| Instead the majority of the
queue was made up of parents, maids and grandmothers, who were
obviously well over the age of 18.
| Staff members tried to herd
the crowd into neat lines, but to no avail.
| One man yelled frantically
into his walkie-talkie: "I need more resources over at the
T-shirt booth. There's going to be chaos."
| And chaos it was. As the
crowd surged forward, tempers flared and pushing became so violent
the booth almost toppled over.
| The wooden bridge the crowd
was standing on sagged with the weight, children were squashed
against the railings and were wailing in discomfort.
| The distribution of T-shirts
stopped only when the situation got out of control and dark clouds
| My family and I left quickly
before things got worse.
| What I do not understand is
why people are willing to risk life and limb - not necessarily
their own - just to get free things.
| Are we that poor that we have
to resort to such means to get T-shirts?
| While I encourage the
organisation of such activities, I feel SPH could have handled the
situation better by having security personnel on standby, and by

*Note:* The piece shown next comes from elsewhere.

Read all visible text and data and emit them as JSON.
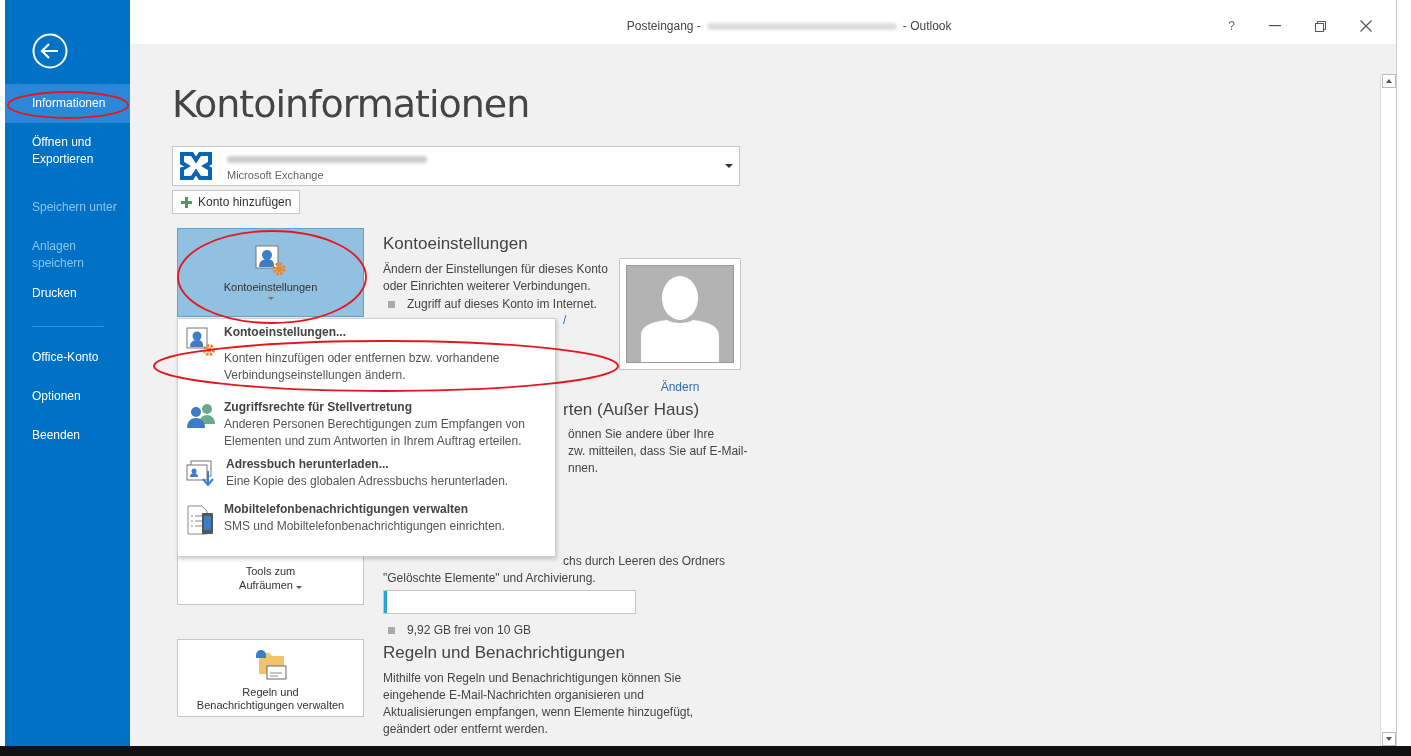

ensuring that only those eligible for free gifts received them.
| All this happened despite
active campaigning for a more courteous Singapore, and the
nation's leaders stressing the need for a gracious society.
| In reality, we have a long
way to go.
| I am sure many, like me, were
at the zoo simply to spend an afternoon taking part in the various
activities at the party, or to see the animals.
| The only animals I saw,
however, were those ugly Singaporeans.
Cheryl ONG Tze-I